Adrian Sîrbu (Byzantine singer);La Tempête/Simon-Pierre Bestion (Alpha Classics)

Our rating 
3.0 out of 5 star rating 3.0

Rachmaninov: All-Night Vigil; plus Byzantine Hymns
Adrian Sîrbu (Byzantine singer);La Tempête/Simon-Pierre Bestion
Alpha Classics ALPHA 897   76:39 mins


Simon-Pierre Bestion specialises in albums of cultural mash-ups – perhaps most relevant to this one is his Larmes de Resurrection, with Lebanese singer Georges Abdallah, a specialist in Byzantine chant, as the Evangelist in 17th-century liturgical works by Schütz and Schein. Here we have Rachmaninov’s All-Night Vigil prefaced and interleaved with ancient Orthodox Byzantine chants.
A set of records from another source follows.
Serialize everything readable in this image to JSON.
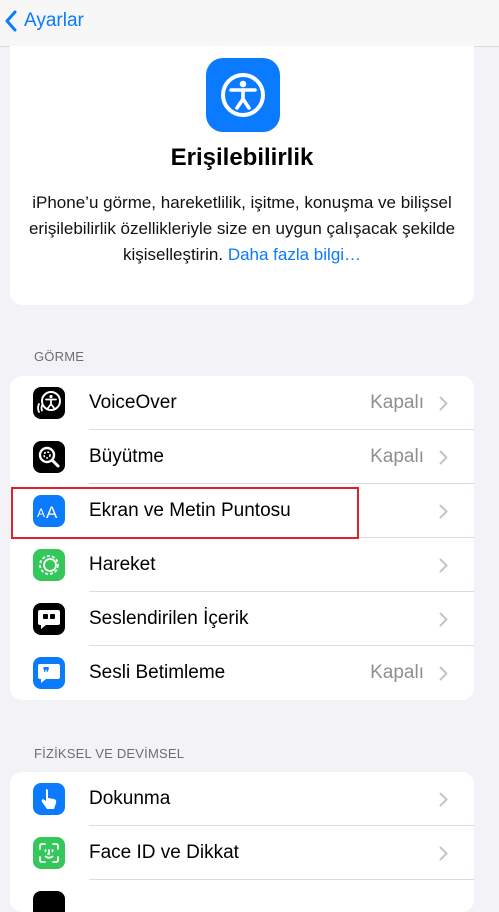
{
  "nav": {
    "back_label": "Ayarlar"
  },
  "hero": {
    "title": "Erişilebilirlik",
    "description": "iPhone’u görme, hareketlilik, işitme, konuşma ve bilişsel erişilebilirlik özellikleriyle size en uygun çalışacak şekilde kişiselleştirin.",
    "link": "Daha fazla bilgi…"
  },
  "sections": {
    "vision": {
      "header": "GÖRME",
      "items": [
        {
          "label": "VoiceOver",
          "value": "Kapalı",
          "icon": "voiceover-icon",
          "color": "#000000"
        },
        {
          "label": "Büyütme",
          "value": "Kapalı",
          "icon": "zoom-icon",
          "color": "#000000"
        },
        {
          "label": "Ekran ve Metin Puntosu",
          "value": "",
          "icon": "text-size-icon",
          "color": "#0a7aff"
        },
        {
          "label": "Hareket",
          "value": "",
          "icon": "motion-icon",
          "color": "#34c759"
        },
        {
          "label": "Seslendirilen İçerik",
          "value": "",
          "icon": "spoken-content-icon",
          "color": "#000000"
        },
        {
          "label": "Sesli Betimleme",
          "value": "Kapalı",
          "icon": "audio-description-icon",
          "color": "#0a7aff"
        }
      ]
    },
    "physical": {
      "header": "FİZİKSEL VE DEVİMSEL",
      "items": [
        {
          "label": "Dokunma",
          "value": "",
          "icon": "touch-icon",
          "color": "#0a7aff"
        },
        {
          "label": "Face ID ve Dikkat",
          "value": "",
          "icon": "face-id-icon",
          "color": "#34c759"
        }
      ]
    }
  }
}
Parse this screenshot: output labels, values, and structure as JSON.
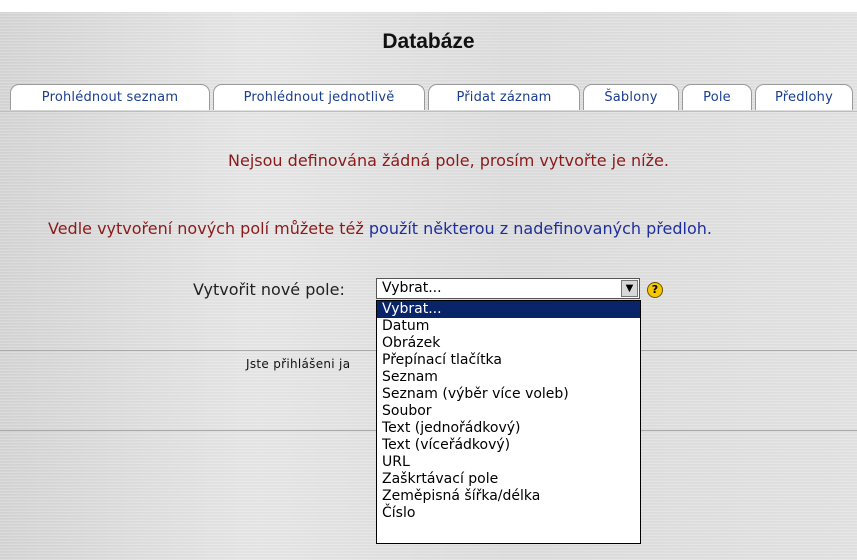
{
  "title": "Databáze",
  "tabs": [
    {
      "label": "Prohlédnout seznam"
    },
    {
      "label": "Prohlédnout jednotlivě"
    },
    {
      "label": "Přidat záznam"
    },
    {
      "label": "Šablony"
    },
    {
      "label": "Pole"
    },
    {
      "label": "Předlohy"
    }
  ],
  "messages": {
    "no_fields": "Nejsou definována žádná pole, prosím vytvořte je níže.",
    "presets_prefix": "Vedle vytvoření nových polí můžete též ",
    "presets_link": "použít některou z nadefinovaných předloh."
  },
  "new_field": {
    "label": "Vytvořit nové pole:",
    "selected": "Vybrat...",
    "help_icon": "question-icon",
    "options": [
      "Vybrat...",
      "Datum",
      "Obrázek",
      "Přepínací tlačítka",
      "Seznam",
      "Seznam (výběr více voleb)",
      "Soubor",
      "Text (jednořádkový)",
      "Text (víceřádkový)",
      "URL",
      "Zaškrtávací pole",
      "Zeměpisná šířka/délka",
      "Číslo"
    ]
  },
  "footer": {
    "login_text": "Jste přihlášeni ja"
  }
}
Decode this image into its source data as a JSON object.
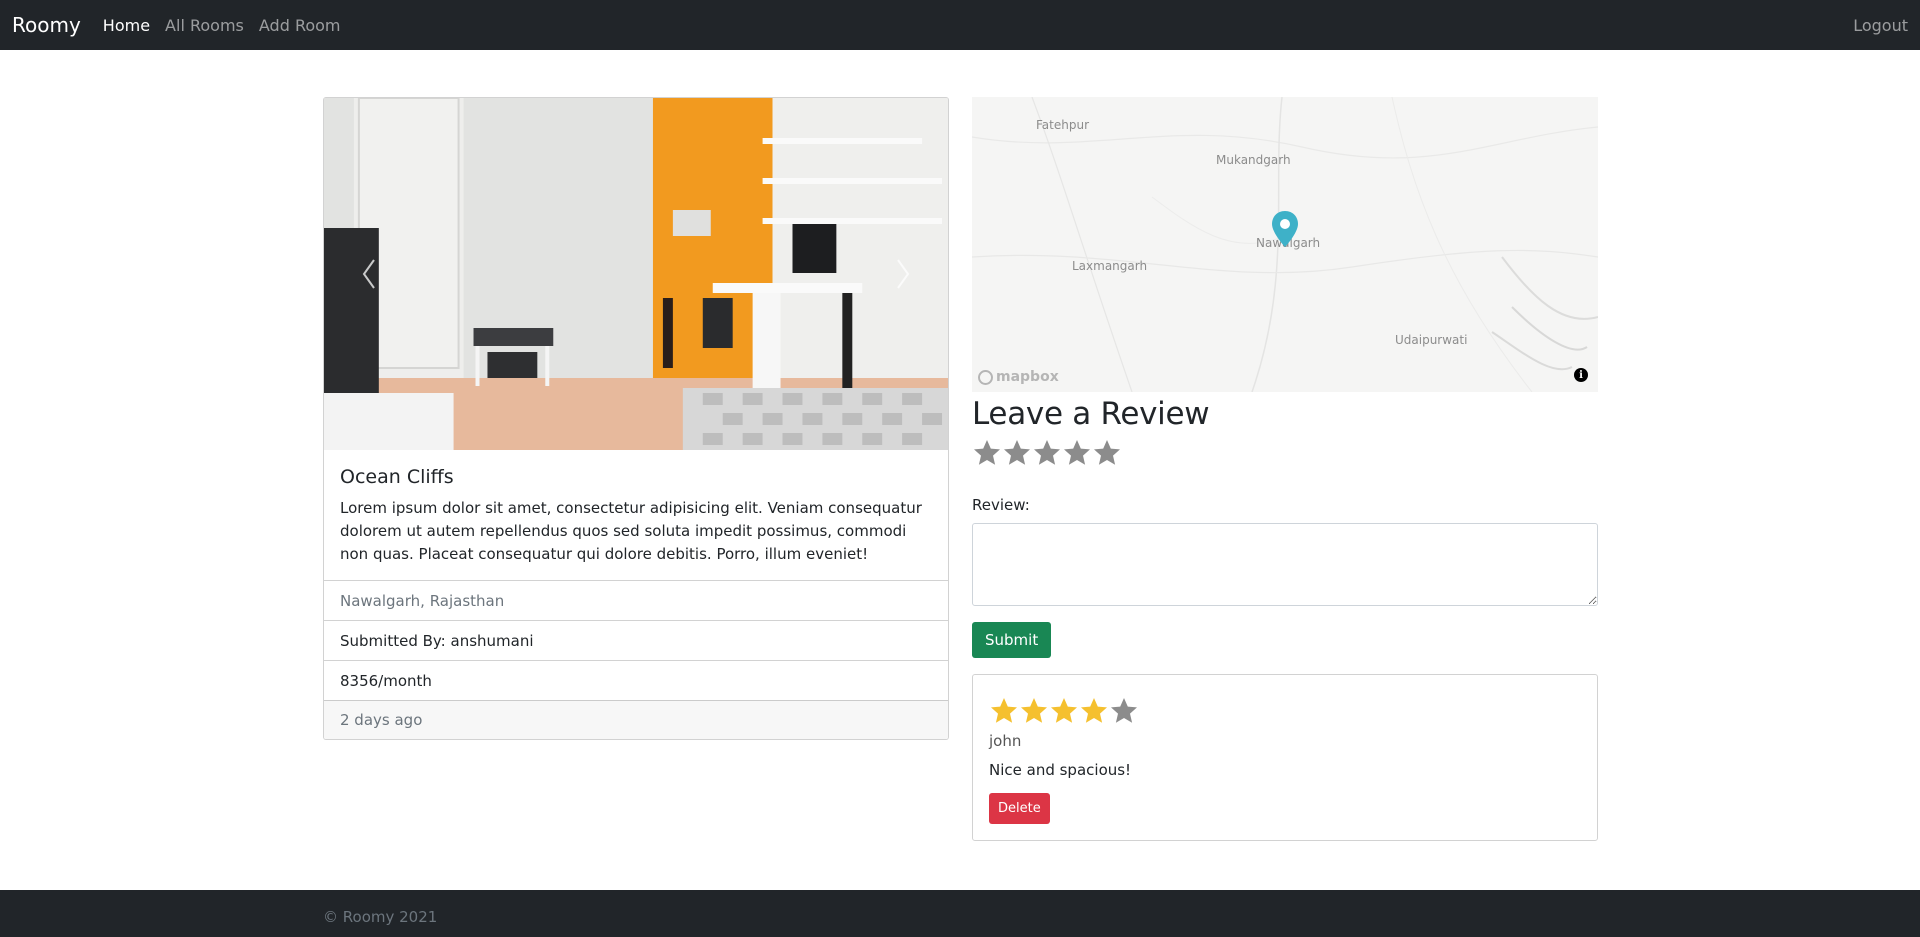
{
  "nav": {
    "brand": "Roomy",
    "links": [
      {
        "label": "Home"
      },
      {
        "label": "All Rooms"
      },
      {
        "label": "Add Room"
      }
    ],
    "logout": "Logout"
  },
  "room": {
    "title": "Ocean Cliffs",
    "description": "Lorem ipsum dolor sit amet, consectetur adipisicing elit. Veniam consequatur dolorem ut autem repellendus quos sed soluta impedit possimus, commodi non quas. Placeat consequatur qui dolore debitis. Porro, illum eveniet!",
    "location": "Nawalgarh, Rajasthan",
    "submitted_by": "Submitted By: anshumani",
    "price": "8356/month",
    "posted": "2 days ago"
  },
  "map": {
    "labels": [
      "Fatehpur",
      "Mukandgarh",
      "Nawalgarh",
      "Laxmangarh",
      "Udaipurwati"
    ],
    "logo": "mapbox",
    "info_icon": "i"
  },
  "review_form": {
    "heading": "Leave a Review",
    "label": "Review:",
    "submit": "Submit",
    "rating": 0,
    "max_rating": 5
  },
  "reviews": [
    {
      "rating": 4,
      "max_rating": 5,
      "author": "john",
      "text": "Nice and spacious!",
      "delete": "Delete"
    }
  ],
  "footer": {
    "text": "© Roomy 2021"
  },
  "colors": {
    "navbar": "#212529",
    "star_filled": "#f5c02f",
    "star_empty": "#8c8c8c",
    "submit": "#198754",
    "delete": "#dc3545",
    "pin": "#3eb1c8",
    "accent_wall": "#f29a1f"
  }
}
Romanian singer and Byzantine scholar Adrian Sîrbu sings the chants with a passion and microtonal inflection that convey a raw, living tradition. Unfortunately, the contrast between this and La Tempête’s relatively disciplined performance style in the Rachmaninov is jarring. To a degree it’s a matter of two different styles, but one can’t help feeling that the problem is even more fundamental, given other, more emotionally empathetic performances of Rachmaninov’s Vigil where the singers appear more engaged with the texts they are singing.

That’s not to say that the Rachmaninov is presented entirely ‘pure’: besides segueing between the two musics, Bestion adds some theatrical touches: for some reason, Rachmaninov’s opening ‘Priidite, poklonimsia’ (Come, let us worship) is rearranged for upper voices only, omitting the tenors and basses; less objectionable is the use of a semi-chorus for the livelier sections of ‘Velichit dusha moya Gospoda’ (My Soul magnifies the Lord).

Generally, though, Bestion follows Rachmaninov’s score to the letter, and occasionally the music catches fire: in ‘Shestopsalmiye’ (The Six Psalms), his following the score’s accelerando results in a genuine moment of excitement. But for too long stretches, the All-Night Vigil appears here a denuded museum artefact, displayed alongside a distantly related musical tradition  that’s presented in a more vibrant and authentic style.


Daniel Jaffé